When the gene, called BADH2, loses its function through the natural process of mutation, rice becomes fragrant. This study reports eight novel mutations in BADH2 associated with fragrance and found that a previously discovered mutation, or allele, is shared by the vast majority of fragrant rice varieties today, including the fragrant Japonica varieties known as basmati and the fragrant Indica variety known as Thai jasmine.
Through genetic analysis of the DNA flanking BADH2, the researchers determined that the major fragrance allele originated in a Japonica-ancestor of basmati rice and was later transferred to Indica varieties, including Thai jasmine rice.
"People think that all rice [varieties] in India are from the Indica varietal group, but that's not true," said Susan McCouch, professor of plant breeding and genetics and the paper's senior author. Michael Kovach, a doctoral student in McCouch's lab, is the paper's first author.
The new study supports findings from a 2005 paper by McCouch that showed the close genetic relationship of basmati rice to the Japonica varietal group.
"India has both Indica and Japonica rice," McCouch added. "Basmati is a unique type of rice but it is genetically more closely related to sushi rice from Japan than to many of the long grained Indica rices grown elsewhere in India.
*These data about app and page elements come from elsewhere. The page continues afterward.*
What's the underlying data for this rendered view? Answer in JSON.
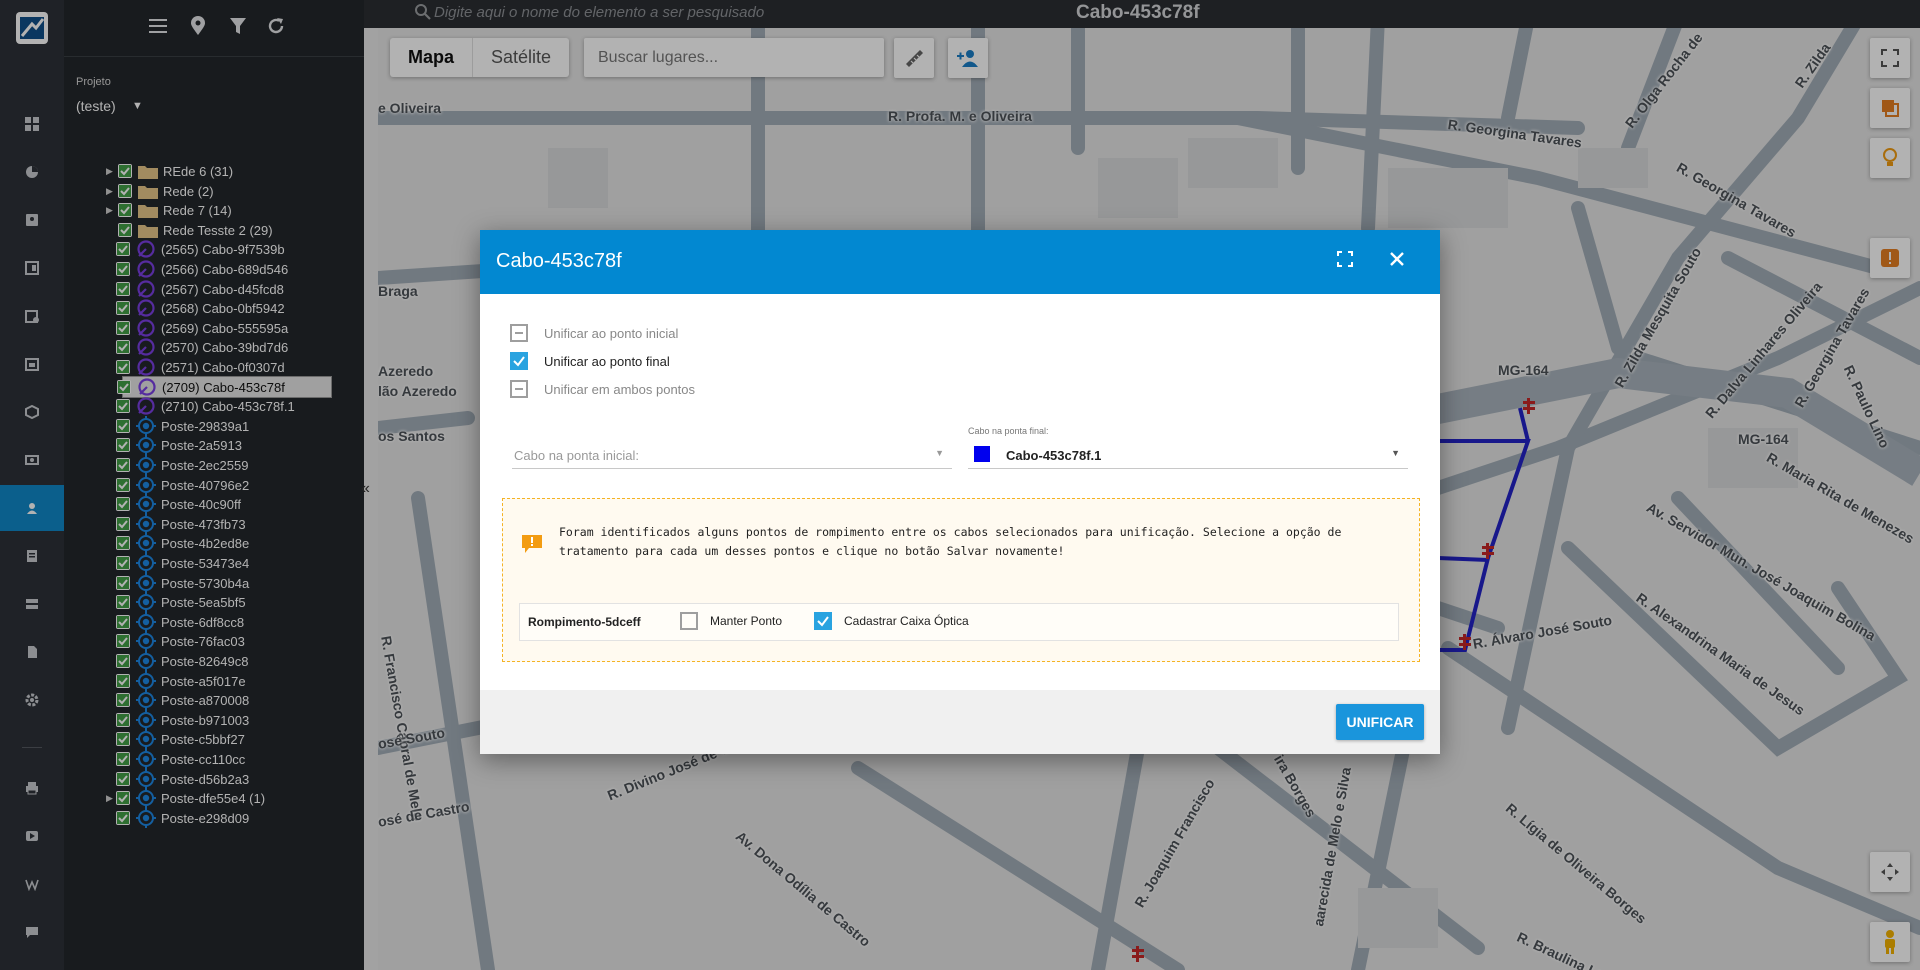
{
  "topbar": {
    "search_placeholder": "Digite aqui o nome do elemento a ser pesquisado",
    "title": "Cabo-453c78f"
  },
  "sidebar": {
    "project_label": "Projeto",
    "project_value": "(teste)",
    "tree_items": [
      {
        "label": "REde 6 (31)",
        "type": "folder",
        "expandable": true,
        "indent": 0
      },
      {
        "label": "Rede (2)",
        "type": "folder",
        "expandable": true,
        "indent": 0
      },
      {
        "label": "Rede 7 (14)",
        "type": "folder",
        "expandable": true,
        "indent": 0
      },
      {
        "label": "Rede Tesste 2 (29)",
        "type": "folder",
        "expandable": false,
        "indent": 0
      },
      {
        "label": "(2565) Cabo-9f7539b",
        "type": "cable",
        "indent": 1
      },
      {
        "label": "(2566) Cabo-689d546",
        "type": "cable",
        "indent": 1
      },
      {
        "label": "(2567) Cabo-d45fcd8",
        "type": "cable",
        "indent": 1
      },
      {
        "label": "(2568) Cabo-0bf5942",
        "type": "cable",
        "indent": 1
      },
      {
        "label": "(2569) Cabo-555595a",
        "type": "cable",
        "indent": 1
      },
      {
        "label": "(2570) Cabo-39bd7d6",
        "type": "cable",
        "indent": 1
      },
      {
        "label": "(2571) Cabo-0f0307d",
        "type": "cable",
        "indent": 1
      },
      {
        "label": "(2709) Cabo-453c78f",
        "type": "cable",
        "indent": 1,
        "selected": true
      },
      {
        "label": "(2710) Cabo-453c78f.1",
        "type": "cable",
        "indent": 1
      },
      {
        "label": "Poste-29839a1",
        "type": "pole",
        "indent": 1
      },
      {
        "label": "Poste-2a5913",
        "type": "pole",
        "indent": 1
      },
      {
        "label": "Poste-2ec2559",
        "type": "pole",
        "indent": 1
      },
      {
        "label": "Poste-40796e2",
        "type": "pole",
        "indent": 1
      },
      {
        "label": "Poste-40c90ff",
        "type": "pole",
        "indent": 1
      },
      {
        "label": "Poste-473fb73",
        "type": "pole",
        "indent": 1
      },
      {
        "label": "Poste-4b2ed8e",
        "type": "pole",
        "indent": 1
      },
      {
        "label": "Poste-53473e4",
        "type": "pole",
        "indent": 1
      },
      {
        "label": "Poste-5730b4a",
        "type": "pole",
        "indent": 1
      },
      {
        "label": "Poste-5ea5bf5",
        "type": "pole",
        "indent": 1
      },
      {
        "label": "Poste-6df8cc8",
        "type": "pole",
        "indent": 1
      },
      {
        "label": "Poste-76fac03",
        "type": "pole",
        "indent": 1
      },
      {
        "label": "Poste-82649c8",
        "type": "pole",
        "indent": 1
      },
      {
        "label": "Poste-a5f017e",
        "type": "pole",
        "indent": 1
      },
      {
        "label": "Poste-a870008",
        "type": "pole",
        "indent": 1
      },
      {
        "label": "Poste-b971003",
        "type": "pole",
        "indent": 1
      },
      {
        "label": "Poste-c5bbf27",
        "type": "pole",
        "indent": 1
      },
      {
        "label": "Poste-cc110cc",
        "type": "pole",
        "indent": 1
      },
      {
        "label": "Poste-d56b2a3",
        "type": "pole",
        "indent": 1
      },
      {
        "label": "Poste-dfe55e4 (1)",
        "type": "pole",
        "indent": 1,
        "expandable": true
      },
      {
        "label": "Poste-e298d09",
        "type": "pole",
        "indent": 1
      }
    ]
  },
  "map": {
    "type_buttons": [
      "Mapa",
      "Satélite"
    ],
    "places_placeholder": "Buscar lugares...",
    "streets": [
      "e Oliveira",
      "R. Profa. M. e Oliveira",
      "R. Georgina Tavares",
      "R. Olga Rocha de",
      "R. Georgina Tavares",
      "R. Zilda",
      "Oliveira",
      "Braga",
      "Azeredo",
      "lão Azeredo",
      "os Santos",
      "MG-164",
      "MG-164",
      "R. Zilda Mesquita Souto",
      "R. Dalva Linhares Oliveira",
      "R. Georgina Tavares",
      "R. Paulo Lino",
      "R. Maria Rita de Menezes",
      "Av. Servidor Mun. José Joaquim Bolina",
      "R. Alexandrina Maria de Jesus",
      "R. Álvaro José Souto",
      "R. Francisco Cabral de Melo",
      "osé Souto",
      "R. Divino José de Castro",
      "osé de Castro",
      "Av. Dona Odília de Castro",
      "R. Joaquim Francisco",
      "aarecida de Melo e Silva",
      "ira Borges",
      "R. Lígia de Oliveira Borges",
      "R. Braulina Lei"
    ]
  },
  "dialog": {
    "title": "Cabo-453c78f",
    "options": [
      {
        "label": "Unificar ao ponto inicial",
        "checked": false
      },
      {
        "label": "Unificar ao ponto final",
        "checked": true
      },
      {
        "label": "Unificar em ambos pontos",
        "checked": false
      }
    ],
    "start_cable_placeholder": "Cabo na ponta inicial:",
    "end_cable_label": "Cabo na ponta final:",
    "end_cable_value": "Cabo-453c78f.1",
    "end_cable_color": "#0000ee",
    "warning_text": "Foram identificados alguns pontos de rompimento entre os cabos selecionados para unificação. Selecione a opção de tratamento para cada um desses pontos e clique no botão Salvar novamente!",
    "rupture_name": "Rompimento-5dceff",
    "keep_point_label": "Manter Ponto",
    "keep_point_checked": false,
    "register_box_label": "Cadastrar Caixa Óptica",
    "register_box_checked": true,
    "unify_button": "UNIFICAR"
  },
  "colors": {
    "accent": "#0288d1",
    "rail_active": "#1088c9",
    "warning_border": "#f5b324",
    "cable_line": "#2323c8"
  }
}
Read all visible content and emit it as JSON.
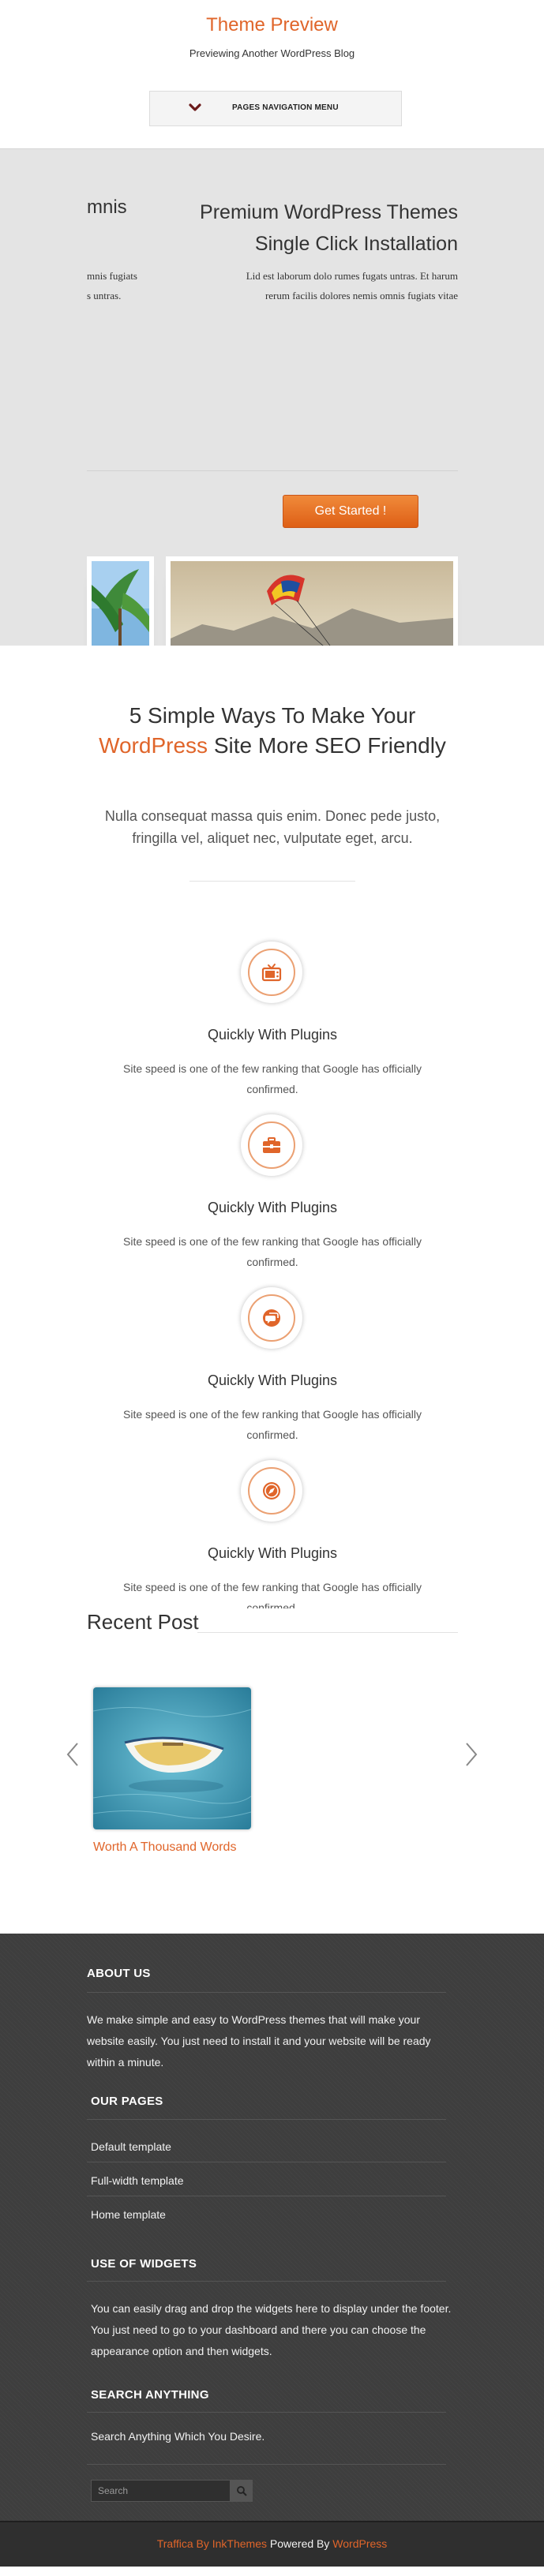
{
  "header": {
    "title": "Theme Preview",
    "tagline": "Previewing Another WordPress Blog",
    "nav_label": "PAGES NAVIGATION MENU"
  },
  "hero": {
    "prev_slide_title": "mnis",
    "prev_slide_line1": "mnis fugiats",
    "prev_slide_line2": "s untras.",
    "title_line1": "Premium WordPress Themes",
    "title_line2": "Single Click Installation",
    "desc_line1": "Lid est laborum dolo rumes fugats untras. Et harum",
    "desc_line2": "rerum facilis dolores nemis omnis fugiats vitae",
    "cta_label": "Get Started !"
  },
  "features": {
    "title_before": "5 Simple Ways To Make Your",
    "title_accent": "WordPress",
    "title_after": "Site More SEO Friendly",
    "subtitle": "Nulla consequat massa quis enim. Donec pede justo, fringilla vel, aliquet nec, vulputate eget, arcu.",
    "items": [
      {
        "icon": "tv-icon",
        "title": "Quickly With Plugins",
        "text": "Site speed is one of the few ranking that Google has officially confirmed."
      },
      {
        "icon": "briefcase-icon",
        "title": "Quickly With Plugins",
        "text": "Site speed is one of the few ranking that Google has officially confirmed."
      },
      {
        "icon": "chat-icon",
        "title": "Quickly With Plugins",
        "text": "Site speed is one of the few ranking that Google has officially confirmed."
      },
      {
        "icon": "compass-icon",
        "title": "Quickly With Plugins",
        "text": "Site speed is one of the few ranking that Google has officially confirmed."
      }
    ]
  },
  "recent": {
    "title": "Recent Post",
    "post_title": "Worth A Thousand Words"
  },
  "footer": {
    "about_heading": "ABOUT US",
    "about_text": "We make simple and easy to WordPress themes that will make your website easily. You just need to install it and your website will be ready within a minute.",
    "pages_heading": "OUR PAGES",
    "pages": [
      "Default template",
      "Full-width template",
      "Home template"
    ],
    "widgets_heading": "USE OF WIDGETS",
    "widgets_text": "You can easily drag and drop the widgets here to display under the footer. You just need to go to your dashboard and there you can choose the appearance option and then widgets.",
    "search_heading": "SEARCH ANYTHING",
    "search_text": "Search Anything Which You Desire.",
    "search_placeholder": "Search",
    "credit_brand": "Traffica By InkThemes",
    "credit_middle": "Powered By",
    "credit_platform": "WordPress"
  },
  "colors": {
    "accent": "#e0652a",
    "hero_bg": "#e4e4e4",
    "footer_bg": "#3e3e3e"
  }
}
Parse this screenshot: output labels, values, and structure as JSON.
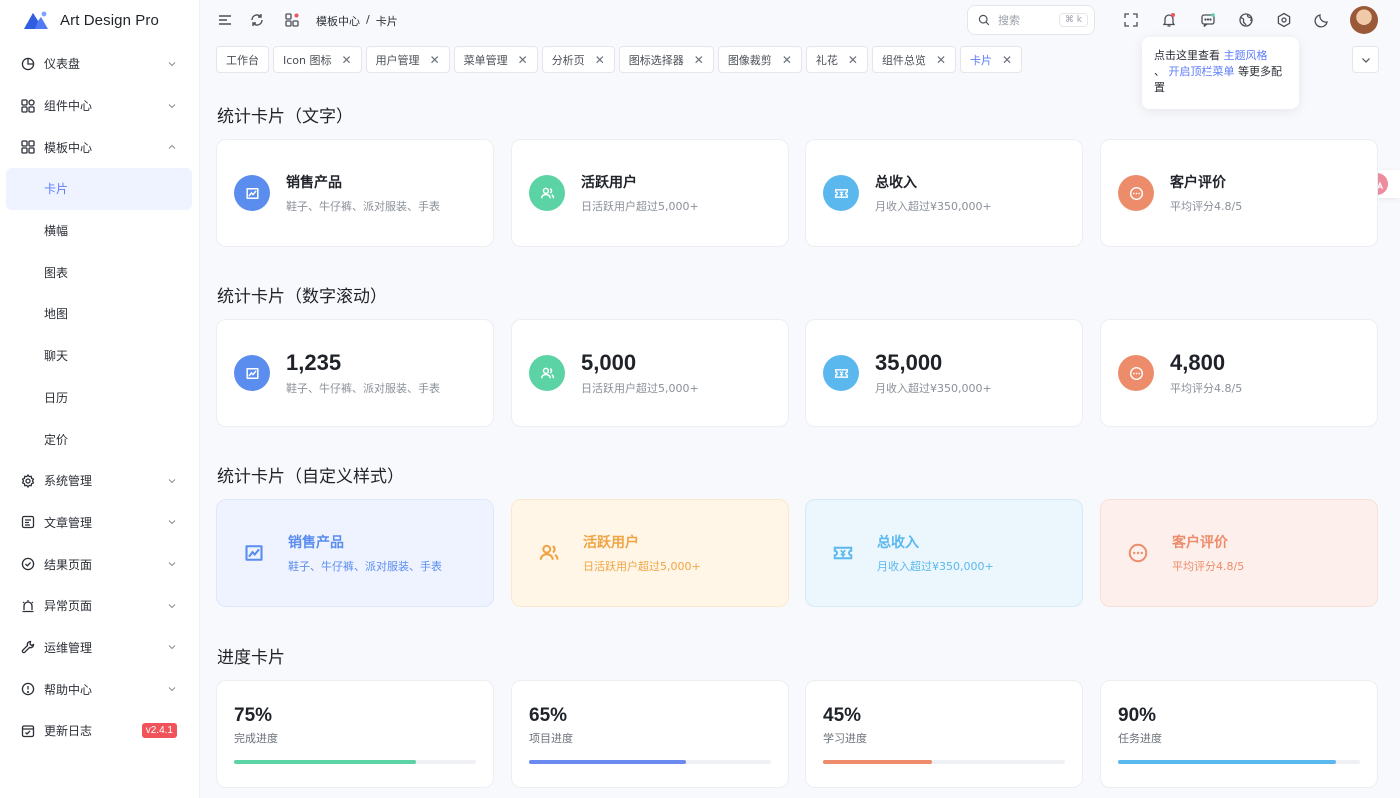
{
  "app": {
    "title": "Art Design Pro"
  },
  "sidebar": {
    "items": [
      {
        "label": "仪表盘",
        "icon": "dashboard-icon"
      },
      {
        "label": "组件中心",
        "icon": "components-icon"
      },
      {
        "label": "模板中心",
        "icon": "template-icon",
        "expanded": true
      },
      {
        "label": "系统管理",
        "icon": "gear-icon"
      },
      {
        "label": "文章管理",
        "icon": "article-icon"
      },
      {
        "label": "结果页面",
        "icon": "check-circle-icon"
      },
      {
        "label": "异常页面",
        "icon": "alarm-icon"
      },
      {
        "label": "运维管理",
        "icon": "wrench-icon"
      },
      {
        "label": "帮助中心",
        "icon": "help-icon"
      },
      {
        "label": "更新日志",
        "icon": "changelog-icon",
        "badge": "v2.4.1"
      }
    ],
    "sub_items": [
      "卡片",
      "横幅",
      "图表",
      "地图",
      "聊天",
      "日历",
      "定价"
    ],
    "active_sub": "卡片"
  },
  "header": {
    "breadcrumb": [
      "模板中心",
      "/",
      "卡片"
    ],
    "search_placeholder": "搜索",
    "search_shortcut": "⌘ k"
  },
  "tabs": [
    "工作台",
    "Icon 图标",
    "用户管理",
    "菜单管理",
    "分析页",
    "图标选择器",
    "图像裁剪",
    "礼花",
    "组件总览",
    "卡片"
  ],
  "tooltip": {
    "prefix": "点击这里查看",
    "link1": "主题风格",
    "sep": "、",
    "link2": "开启顶栏菜单",
    "suffix": "等更多配置"
  },
  "sections": {
    "text_cards": "统计卡片（文字）",
    "number_cards": "统计卡片（数字滚动）",
    "custom_cards": "统计卡片（自定义样式）",
    "progress_cards": "进度卡片"
  },
  "stat_cards": [
    {
      "title": "销售产品",
      "desc": "鞋子、牛仔裤、派对服装、手表",
      "number": "1,235",
      "color": "#5b8def",
      "icon": "chart-icon",
      "bg": "#eef3ff",
      "border": "#dfe7fb"
    },
    {
      "title": "活跃用户",
      "desc": "日活跃用户超过5,000+",
      "number": "5,000",
      "color": "#5bd3a4",
      "icon": "users-icon",
      "bg": "#fff6e8",
      "border": "#fbe9cc",
      "ctext": "#f0a545"
    },
    {
      "title": "总收入",
      "desc": "月收入超过¥350,000+",
      "number": "35,000",
      "color": "#5bb8ef",
      "icon": "ticket-icon",
      "bg": "#ebf6fd",
      "border": "#d3ebf8",
      "ctext": "#5bb8ef"
    },
    {
      "title": "客户评价",
      "desc": "平均评分4.8/5",
      "number": "4,800",
      "color": "#ec8c6b",
      "icon": "more-circle-icon",
      "bg": "#fdf0ec",
      "border": "#f7dfd7",
      "ctext": "#ec8c6b"
    }
  ],
  "progress_cards": [
    {
      "value": "75%",
      "label": "完成进度",
      "fraction": 0.75,
      "color": "#5bd3a4"
    },
    {
      "value": "65%",
      "label": "项目进度",
      "fraction": 0.65,
      "color": "#6a8af0"
    },
    {
      "value": "45%",
      "label": "学习进度",
      "fraction": 0.45,
      "color": "#ec8c6b"
    },
    {
      "value": "90%",
      "label": "任务进度",
      "fraction": 0.9,
      "color": "#5bb8ef"
    }
  ]
}
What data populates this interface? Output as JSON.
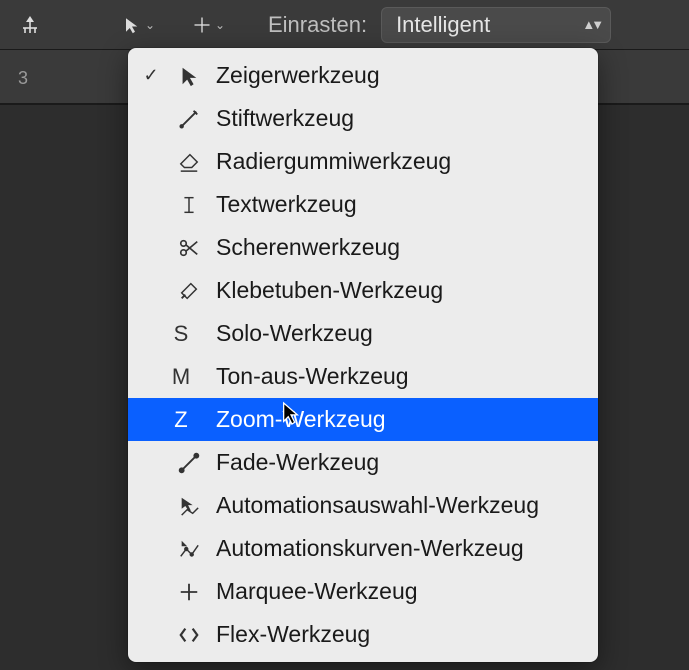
{
  "toolbar": {
    "snap_label": "Einrasten:",
    "snap_value": "Intelligent"
  },
  "ruler": {
    "marker": "3"
  },
  "menu": {
    "items": [
      {
        "label": "Zeigerwerkzeug",
        "key": "",
        "icon": "pointer",
        "checked": true,
        "selected": false
      },
      {
        "label": "Stiftwerkzeug",
        "key": "",
        "icon": "pencil",
        "checked": false,
        "selected": false
      },
      {
        "label": "Radiergummiwerkzeug",
        "key": "",
        "icon": "eraser",
        "checked": false,
        "selected": false
      },
      {
        "label": "Textwerkzeug",
        "key": "",
        "icon": "text",
        "checked": false,
        "selected": false
      },
      {
        "label": "Scherenwerkzeug",
        "key": "",
        "icon": "scissors",
        "checked": false,
        "selected": false
      },
      {
        "label": "Klebetuben-Werkzeug",
        "key": "",
        "icon": "glue",
        "checked": false,
        "selected": false
      },
      {
        "label": "Solo-Werkzeug",
        "key": "S",
        "icon": "",
        "checked": false,
        "selected": false
      },
      {
        "label": "Ton-aus-Werkzeug",
        "key": "M",
        "icon": "",
        "checked": false,
        "selected": false
      },
      {
        "label": "Zoom-Werkzeug",
        "key": "Z",
        "icon": "",
        "checked": false,
        "selected": true
      },
      {
        "label": "Fade-Werkzeug",
        "key": "",
        "icon": "fade",
        "checked": false,
        "selected": false
      },
      {
        "label": "Automationsauswahl-Werkzeug",
        "key": "",
        "icon": "autosel",
        "checked": false,
        "selected": false
      },
      {
        "label": "Automationskurven-Werkzeug",
        "key": "",
        "icon": "autocurve",
        "checked": false,
        "selected": false
      },
      {
        "label": "Marquee-Werkzeug",
        "key": "",
        "icon": "marquee",
        "checked": false,
        "selected": false
      },
      {
        "label": "Flex-Werkzeug",
        "key": "",
        "icon": "flex",
        "checked": false,
        "selected": false
      }
    ]
  }
}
It is intriguing to think about what these relationships tell us about human migration and cultural exchange."
The findings have important implications for claims of ownership of rice varieties and traits, said Kovach. Rice fragrance is one of the most highly valued traits of rice, and it can command higher prices on the global market.
Thai scientists recently patented the use of a genetic engineering strategy to knock out the BADH2 gene while claiming the fragrance trait was part of their national heritage -- through Thai jasmine rice -- and "belonged to the Thai people," Kovach said.
"They would like to use this approach to impart this characteristic fragrance on other crops like wheat and maize," Kovach added. "There was no proof that the common BADH2 allele causing fragrance in Thai jasmine rice actually did not originate in jasmine varieties, until this study."
"The results suggest something profound and interesting about human culture, and that is, we are all hybrids," said McCouch. "Claims of ownership of rice are important for national identity, but people's concepts of national identity are often over-simplified. Humans continuously exchange ideas, technology and everything that is valuable, and in the exchange, they become something new. The lesson is that while each culture and each rice variety represents something unique, much of what we value most is shared by all."
(Photo: Cornell U.)